Until now I’ve been rowing along happily using my outline as the oars. I didn’t write down every scene, so there’s been a lot of invention along the way and some changes to the order of things. But each scene has led to another bullet point event on that hallowed outline. And I’ve stayed true to that unswerving vision. Until now.
I’m in the position of having to add another bullet point. And it’s a riot. Yes, really a riot, not the laughing kind. I recently watched “Gangs of New York.” Its historical inaccuracies have been pointed out in this National Geographic post, but the fact is that the riot in the opening scenes occurred when my protagonist Henri was nearby. Surely he would have been affected by it. Possibly hurt in it. Surely many modern-day readers, dropped into this place and time, would think of that movie and wonder about the absent rioting.
This new scene, of course, opens up all kinds of possibilities for Henri’s character development.

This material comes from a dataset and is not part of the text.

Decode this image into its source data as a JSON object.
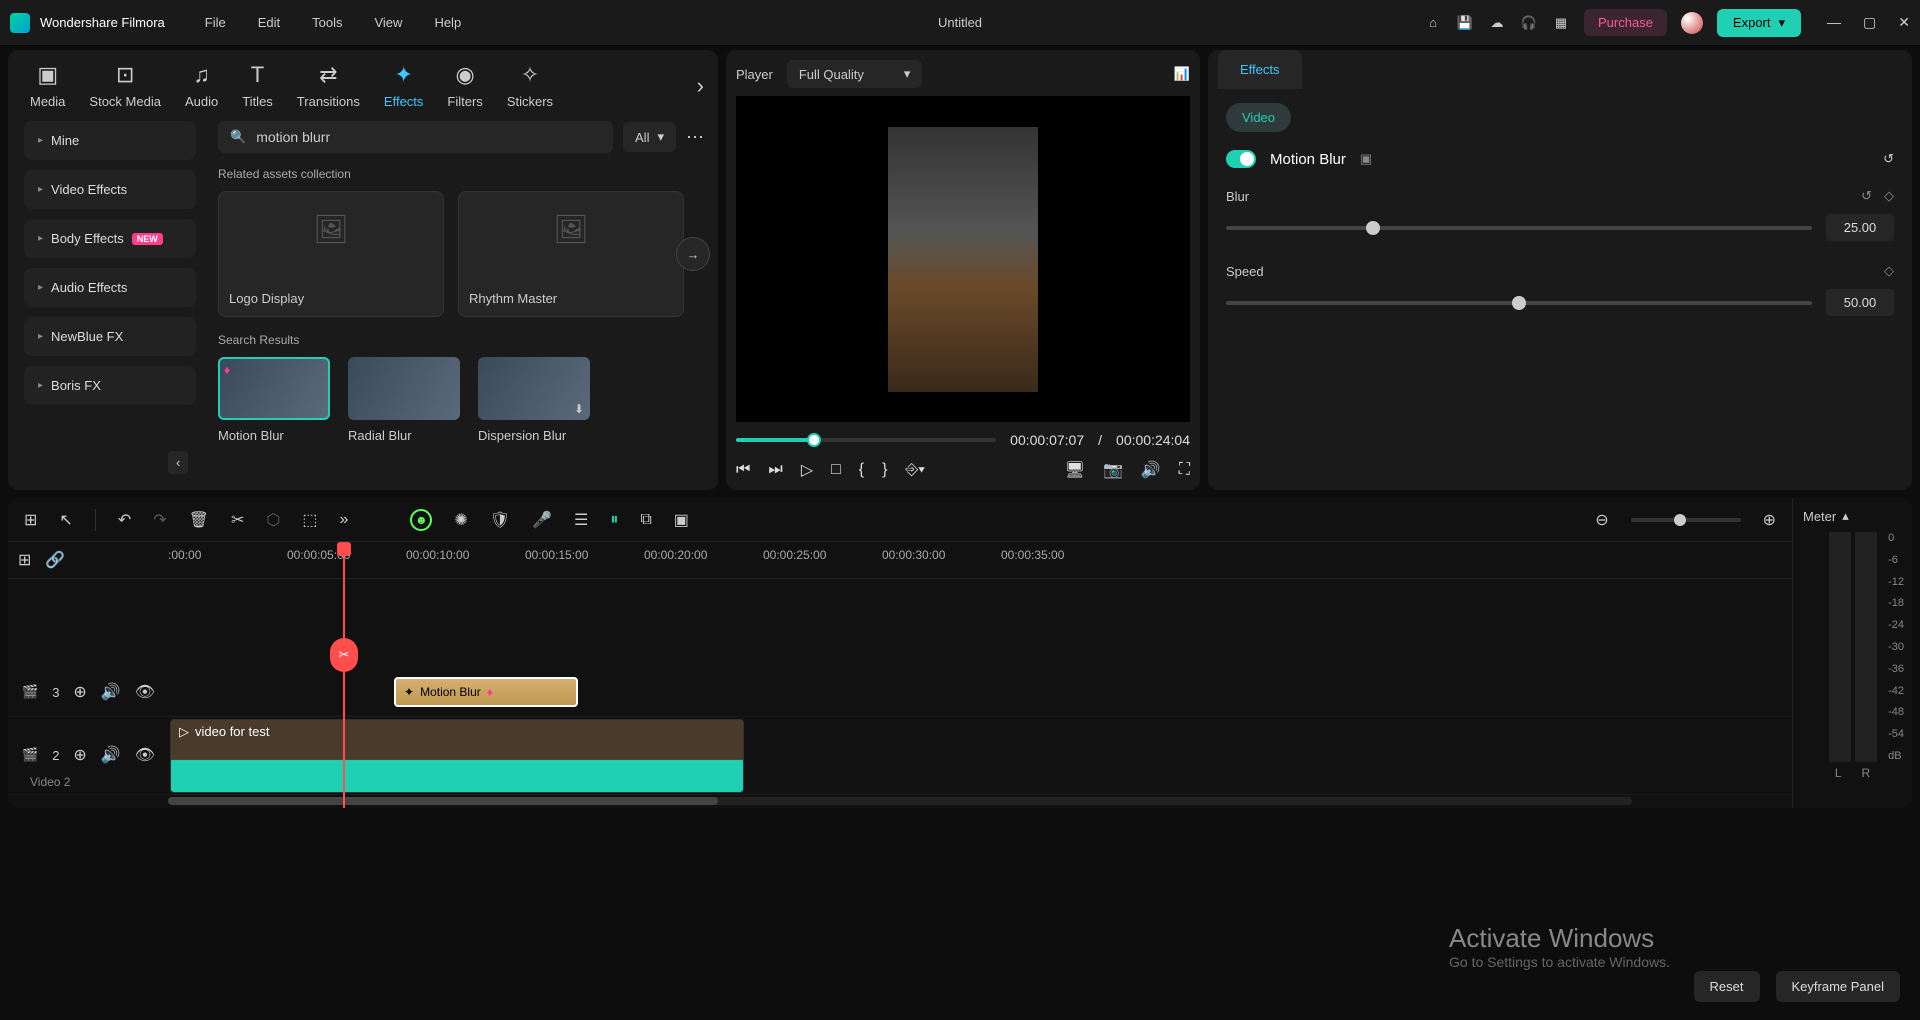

And of course, I’m terrified. Whatever happens here affects the next few chapters, which have already been written, and might bounce me away from hitting another bullet point or two. Most importantly, the outcome of this street battle will affect how Henri sees his role in America, and how the other characters view him. But I’m putting my apprehension aside and working on this new scene. The advantages of adding it outweigh my fear.
Incidentally, while researching, I came across an invaluable resource for anyone writing about New York. The Bowery Boys offer free podcasts about the history of the city. They have a great archive of fascinating shows, and I’ve downloaded a bunch to enjoy during my upcoming writing retreat.
If you’re a plotter, do you often make major changes to your initial outline? Have you ever had to scrap part or all of your outline because your story moved in a different direction?